What is needed.
Lines that include the word "Sala" should be copied from the listing that follows.

Data for this task.
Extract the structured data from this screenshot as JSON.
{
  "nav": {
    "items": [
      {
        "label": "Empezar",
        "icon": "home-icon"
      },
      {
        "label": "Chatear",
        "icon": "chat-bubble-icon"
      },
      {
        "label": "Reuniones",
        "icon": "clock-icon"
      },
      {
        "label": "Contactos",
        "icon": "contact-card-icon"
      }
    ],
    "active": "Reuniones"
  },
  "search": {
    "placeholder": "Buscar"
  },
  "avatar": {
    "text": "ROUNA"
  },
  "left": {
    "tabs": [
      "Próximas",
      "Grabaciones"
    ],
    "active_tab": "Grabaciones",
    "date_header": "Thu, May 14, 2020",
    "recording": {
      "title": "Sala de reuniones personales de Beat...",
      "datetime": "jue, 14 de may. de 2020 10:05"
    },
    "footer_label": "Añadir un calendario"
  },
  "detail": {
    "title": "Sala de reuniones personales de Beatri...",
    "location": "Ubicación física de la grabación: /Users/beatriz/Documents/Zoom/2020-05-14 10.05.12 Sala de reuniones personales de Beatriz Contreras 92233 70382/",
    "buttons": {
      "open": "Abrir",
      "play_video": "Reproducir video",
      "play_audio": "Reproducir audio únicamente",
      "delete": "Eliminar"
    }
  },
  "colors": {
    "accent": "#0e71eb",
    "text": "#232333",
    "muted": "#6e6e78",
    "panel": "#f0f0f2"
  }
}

Response to the task.
      "title": "Sala de reuniones personales de Beat...",
    "title": "Sala de reuniones personales de Beatri...",
    "location": "Ubicación física de la grabación: /Users/beatriz/Documents/Zoom/2020-05-14 10.05.12 Sala de reuniones personales de Beatriz Contreras 92233 70382/",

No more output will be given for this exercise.